A missing comma made the sentence funny.
In the United States during the fall of 2011, a group of Republican candidates for President traveled from city to city, holding televised “debates” before enthusiastically Republican audiences. When one candidate was asked whether an ill person without health insurance should be allowed to die, people in the audience responded with scattered shouts of “Yeah!” The shouts weren’t at all scattered when a gay soldier spoke; that time the audience bellowed its loud and all but unanimous boos. The boos turned to high-volume cheers when anybody spoke the word “execution.” And as to the problem of immigration from Mexico — the more murderous a candidate’s suggestion in the way of high-voltage electric fences along the border, the more frenzied was the noise from the plush seats.
In Texas, the noise evoked a quiet response: a Mexican-American talk show host cut his Republican party card in half and posted a picture online. Reporting the cut, however, the Hispanic blog “¡Somos Republicans!” went noisy. It explained, “The Republican Party lost a long life [sic] Republican, who is a Texas Latino GOP leader due to the continued betrayal of the Republican Party.”
Well, I did take that sentence to class to do the English-teacher thing and talk about listening to the words. Oh yes: please listen, then please indicate the pause that wants to be heard before the phrase “due to.” Better still, eliminate “due to.” Best of all, rearrange the whole sentence into something like, “Because of its continued betrayals, the Republican Party lost a lifelong Republican, the Texas Latino GOP leader Lauro Garza.” That version says more and says it more clearly, and it’s four words shorter too. But it’s also educational about words, and as such it misses the point of what it is to be a Republican. That point has nothing to do with words.

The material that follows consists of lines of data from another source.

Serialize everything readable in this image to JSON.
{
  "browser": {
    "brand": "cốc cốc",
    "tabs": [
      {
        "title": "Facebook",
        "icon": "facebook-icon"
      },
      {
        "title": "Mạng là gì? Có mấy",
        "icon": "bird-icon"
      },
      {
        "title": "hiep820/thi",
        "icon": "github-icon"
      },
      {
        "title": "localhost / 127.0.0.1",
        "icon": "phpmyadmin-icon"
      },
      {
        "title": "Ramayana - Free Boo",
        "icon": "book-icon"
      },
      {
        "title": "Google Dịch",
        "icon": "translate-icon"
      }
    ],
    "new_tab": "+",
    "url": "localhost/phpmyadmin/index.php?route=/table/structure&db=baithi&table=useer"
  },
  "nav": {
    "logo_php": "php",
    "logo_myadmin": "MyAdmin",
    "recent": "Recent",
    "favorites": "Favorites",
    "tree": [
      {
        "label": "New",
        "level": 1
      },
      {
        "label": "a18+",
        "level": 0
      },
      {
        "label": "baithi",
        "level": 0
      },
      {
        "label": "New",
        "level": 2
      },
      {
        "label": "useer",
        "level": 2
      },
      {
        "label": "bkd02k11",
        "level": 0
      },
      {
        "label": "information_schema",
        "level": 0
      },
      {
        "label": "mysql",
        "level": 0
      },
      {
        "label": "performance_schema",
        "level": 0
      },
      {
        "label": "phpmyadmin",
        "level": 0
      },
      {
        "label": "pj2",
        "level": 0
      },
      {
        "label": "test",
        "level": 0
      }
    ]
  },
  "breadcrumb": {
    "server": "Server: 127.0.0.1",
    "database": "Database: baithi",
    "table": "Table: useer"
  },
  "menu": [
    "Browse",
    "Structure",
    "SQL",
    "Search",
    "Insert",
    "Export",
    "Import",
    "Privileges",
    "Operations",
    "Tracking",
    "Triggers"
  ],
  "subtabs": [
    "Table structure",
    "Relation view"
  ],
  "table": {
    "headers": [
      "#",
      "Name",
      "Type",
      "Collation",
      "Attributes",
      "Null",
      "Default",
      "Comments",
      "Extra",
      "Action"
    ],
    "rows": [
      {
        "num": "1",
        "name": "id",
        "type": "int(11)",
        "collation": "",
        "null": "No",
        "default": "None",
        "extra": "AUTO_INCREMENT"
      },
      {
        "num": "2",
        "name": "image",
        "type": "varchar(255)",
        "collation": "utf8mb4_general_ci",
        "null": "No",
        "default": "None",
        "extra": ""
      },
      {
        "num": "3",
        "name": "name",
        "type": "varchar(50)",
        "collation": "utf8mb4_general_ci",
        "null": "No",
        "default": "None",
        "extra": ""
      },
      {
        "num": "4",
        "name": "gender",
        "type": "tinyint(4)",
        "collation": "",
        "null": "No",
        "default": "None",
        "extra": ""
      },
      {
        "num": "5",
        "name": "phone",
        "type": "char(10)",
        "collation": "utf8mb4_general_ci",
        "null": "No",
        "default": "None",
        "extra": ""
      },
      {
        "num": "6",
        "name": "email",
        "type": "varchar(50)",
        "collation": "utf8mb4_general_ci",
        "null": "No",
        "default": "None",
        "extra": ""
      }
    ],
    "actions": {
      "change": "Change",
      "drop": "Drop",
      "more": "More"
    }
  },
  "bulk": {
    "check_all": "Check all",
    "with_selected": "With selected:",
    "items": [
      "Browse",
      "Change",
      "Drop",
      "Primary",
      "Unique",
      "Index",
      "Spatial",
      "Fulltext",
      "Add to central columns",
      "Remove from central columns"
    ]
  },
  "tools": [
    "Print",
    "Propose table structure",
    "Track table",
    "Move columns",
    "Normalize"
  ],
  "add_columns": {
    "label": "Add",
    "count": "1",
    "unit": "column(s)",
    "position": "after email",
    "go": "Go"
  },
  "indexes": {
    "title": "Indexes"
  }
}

You can see this in a tellingly imperative word a few sentences farther down the page. Bellows the blog: “FOR THE CRITICS: Lauro is a long life [sic, again] Republican, staunch advocate of 2nd amendment rights and hunts religiously.” For Lauro, apparently, killing animals is in the first instance neither an economic necessity nor even a pleasure. It’s an act of obedience to duty, the noun that Wordsworth called “Stern Daughter of the Voice of God.” Connected with the noun “duty” by the adverb “religiously,” the verb “hunts” enters the special thought-lexicon of prayer, perhaps as prayer is defined by George Herbert: “something understood.” For the blogger who interprets Lauro’s trigger-words, to hunt is to go after God, for whatever purpose. Think of Ahab and Starbuck changing places.
In the same month that Lauro was wielding his scissors in Texas, Kurt Cardinal Koch, the head of the Vatican’s Commission for Religious Relations with Jews, was going after God in New Jersey with a different implement. A Jewish newspaper reported:
This past July, [Cardinal Koch] came into conflict with Rome’s chief rabbi, Riccardo Di Segni, when he wrote in the Vatican newspaper, L’Osservatore Romano, that the cross is “the permanent and universal Yom Kippur” and a symbol of reconciliation.
Di Segni responded in a subsequent edition of L’Osservatore Romano, “If the terms of the discussion are those of pointing Jews to the way of the cross, it is not clear why there should be dialogue.” . . .
When Koch was asked [in October] about his statement regarding the cross as the eternal Yom Kippur and the cross’s connotation to Jews as a symbol of persecution, he said, “I know the history what Christianity have made with the cross and I think that it is our duty to show that the cross isn’t a motive for hate. In the Christian view the cross is an invitation of reconciliation and I can’t understand because Jews can’t be content with this invitation.”
In a 1927 photograph from Life magazine’s online archive, Archbishop Eugenio Pacelli, Nuncio to Germany and the future Pope Pius XII, sweeps out of the palace of President Hindenburg and descends a short flight of stairs to his waiting limousine. His driver is saluting, as are President Hindenburg’s two rifleman sentries. Since approximately 1933, the silhouette of the riflemen’s helmets has borne an unfortunate connotation in the archive. But what the image preserves is a pre-archival instant in 1927, and within that instant the archbishop’s own silhouette has been fixed pre-archivally for all time, suspended for a fraction of a second just as it became a sign. Within the silent picture, for a fraction of a second of 1927’s time, it was as if a word had been spoken. As the archbishop stepped off the last riser into air, his foot passed under his cape and became invisible. There in his image, then and now, the archbishop has stepped and is stepping into ascending flight, forever. When he hunts his prey, he will leave a wake through heaven.
Click to enlarge.
As to the mice in the shrubbery at the moment of the Nuncio’s ascent, they never were archived. The camera didn’t understand that they were present. They were only there to die anyway.